Kula Revolving Sushi is a popular place. When I went, the four and two-top tables were full, and even the bar was full with singles and couples.  This made me feel confident about the freshness of the offerings, which were snapped up quickly instead of making multiple orbits. This could be a concern if the restaurant were slow, especially with items using mayonnaise, or avocado, which browns with age.

Still, I think it's a better deal than the all-you-can-eat joints where items sit out in trays for ages. Everything I saw on the day I went looked fresh, and the chefs were bustling in the back to load the belt up with new things.

Even though the menu offers popular items like Philadelphia and California rolls, it also has things that many Western customers are less familiar with, like Spanish mackerel, surf clam, and nattō, which is a strong-smelling fermented soybean. It smells like stinky feet and is served as gunkan-maki.

 Kula offers all items for $2 per plate, which is a pretty good deal. If you want to try out different kinds of sushi, but you don't want to embarrass yourself at the sushi bar, it's a safe way to experiment.

It's a good way to introduce kids to sushi - they will have fun watching the little dishes roll past. And the gadget-lovers in your family will love it! 

Mystery revealed

The mystery location of yesterday's post is the Hotel Figueroa, in downtown Los Angeles near the LA Live complex. (M. Bouffant wins!)

Its hidden treasure is a courtyard bar, moody and romantic, with Moroccan-inspired decor.

A former YMCA, the Figueroa is a small and quirky hotel with - truth be told - mixed Yelp reviews of its  unspectacular accommodations and service.

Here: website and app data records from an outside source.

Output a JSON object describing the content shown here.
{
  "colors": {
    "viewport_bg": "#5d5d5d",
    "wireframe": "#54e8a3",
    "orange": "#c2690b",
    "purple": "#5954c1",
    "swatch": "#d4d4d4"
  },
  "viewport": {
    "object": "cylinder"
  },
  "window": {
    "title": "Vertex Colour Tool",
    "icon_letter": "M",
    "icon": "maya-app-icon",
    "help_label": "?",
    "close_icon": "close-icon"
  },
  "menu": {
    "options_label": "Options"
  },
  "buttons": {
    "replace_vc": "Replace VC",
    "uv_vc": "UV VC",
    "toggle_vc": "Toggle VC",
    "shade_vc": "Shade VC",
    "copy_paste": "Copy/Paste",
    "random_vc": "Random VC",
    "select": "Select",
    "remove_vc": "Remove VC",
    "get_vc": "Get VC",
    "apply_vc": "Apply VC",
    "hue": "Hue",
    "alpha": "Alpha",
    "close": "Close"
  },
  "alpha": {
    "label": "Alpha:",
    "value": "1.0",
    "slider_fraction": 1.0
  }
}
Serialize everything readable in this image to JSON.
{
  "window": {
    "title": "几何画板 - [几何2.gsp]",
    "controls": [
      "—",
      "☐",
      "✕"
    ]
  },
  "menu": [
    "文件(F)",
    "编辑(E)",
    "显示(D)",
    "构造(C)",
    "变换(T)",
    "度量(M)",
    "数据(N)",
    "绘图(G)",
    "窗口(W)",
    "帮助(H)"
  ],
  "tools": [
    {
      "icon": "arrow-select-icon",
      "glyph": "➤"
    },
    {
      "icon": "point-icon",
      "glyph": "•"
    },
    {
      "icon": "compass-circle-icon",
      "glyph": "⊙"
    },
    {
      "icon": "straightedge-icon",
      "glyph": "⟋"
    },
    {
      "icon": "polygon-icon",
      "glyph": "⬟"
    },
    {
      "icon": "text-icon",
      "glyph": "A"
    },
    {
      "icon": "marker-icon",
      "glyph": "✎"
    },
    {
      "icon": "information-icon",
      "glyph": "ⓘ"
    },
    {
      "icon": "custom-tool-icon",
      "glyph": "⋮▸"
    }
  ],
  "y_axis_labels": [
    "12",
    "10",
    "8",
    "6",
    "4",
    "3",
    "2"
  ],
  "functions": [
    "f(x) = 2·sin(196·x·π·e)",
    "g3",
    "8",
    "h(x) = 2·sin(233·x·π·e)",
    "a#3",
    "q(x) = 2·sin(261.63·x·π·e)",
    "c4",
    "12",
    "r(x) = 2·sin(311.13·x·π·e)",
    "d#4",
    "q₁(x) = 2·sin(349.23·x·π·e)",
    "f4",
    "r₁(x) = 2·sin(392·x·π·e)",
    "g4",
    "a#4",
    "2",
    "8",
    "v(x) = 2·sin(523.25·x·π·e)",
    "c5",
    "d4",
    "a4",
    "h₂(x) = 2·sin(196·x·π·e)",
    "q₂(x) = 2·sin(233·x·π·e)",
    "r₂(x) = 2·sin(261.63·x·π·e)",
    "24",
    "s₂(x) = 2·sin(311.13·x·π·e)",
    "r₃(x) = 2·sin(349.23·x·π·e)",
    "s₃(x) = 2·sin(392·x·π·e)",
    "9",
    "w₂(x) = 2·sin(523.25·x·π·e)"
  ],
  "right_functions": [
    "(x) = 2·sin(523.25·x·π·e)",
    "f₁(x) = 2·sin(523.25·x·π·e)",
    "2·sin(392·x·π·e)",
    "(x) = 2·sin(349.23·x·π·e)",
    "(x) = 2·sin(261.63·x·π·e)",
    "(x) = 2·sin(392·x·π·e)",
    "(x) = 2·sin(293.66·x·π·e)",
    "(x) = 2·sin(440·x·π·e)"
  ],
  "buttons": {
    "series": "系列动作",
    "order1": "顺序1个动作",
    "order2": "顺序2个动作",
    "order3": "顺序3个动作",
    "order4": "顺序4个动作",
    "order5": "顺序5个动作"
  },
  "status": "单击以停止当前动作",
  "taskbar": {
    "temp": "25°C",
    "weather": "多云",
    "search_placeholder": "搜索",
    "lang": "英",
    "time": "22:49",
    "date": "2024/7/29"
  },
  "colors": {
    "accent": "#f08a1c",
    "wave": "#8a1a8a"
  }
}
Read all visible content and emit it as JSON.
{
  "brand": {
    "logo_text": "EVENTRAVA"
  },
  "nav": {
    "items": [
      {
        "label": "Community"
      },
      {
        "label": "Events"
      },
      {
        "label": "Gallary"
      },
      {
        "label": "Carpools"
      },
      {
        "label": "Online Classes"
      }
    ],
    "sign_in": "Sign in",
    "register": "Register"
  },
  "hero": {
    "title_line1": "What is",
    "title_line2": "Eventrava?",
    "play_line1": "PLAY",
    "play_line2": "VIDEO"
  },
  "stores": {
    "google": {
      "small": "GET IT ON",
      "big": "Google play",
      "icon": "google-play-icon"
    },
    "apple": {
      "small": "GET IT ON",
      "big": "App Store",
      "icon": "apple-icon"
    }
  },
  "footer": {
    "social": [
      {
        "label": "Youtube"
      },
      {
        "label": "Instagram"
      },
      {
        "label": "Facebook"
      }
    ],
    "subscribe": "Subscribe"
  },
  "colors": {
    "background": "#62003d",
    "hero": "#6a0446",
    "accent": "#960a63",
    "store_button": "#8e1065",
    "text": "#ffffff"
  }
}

And, indeed, the service was non-existent at the hour I went in hoping for a cool mojito near the pool before catching the Expo Line back to the West side.

But I'll be back another time. It's just intriguing enough for a second try.

Saturday, April 5, 2014

Friday, April 4, 2014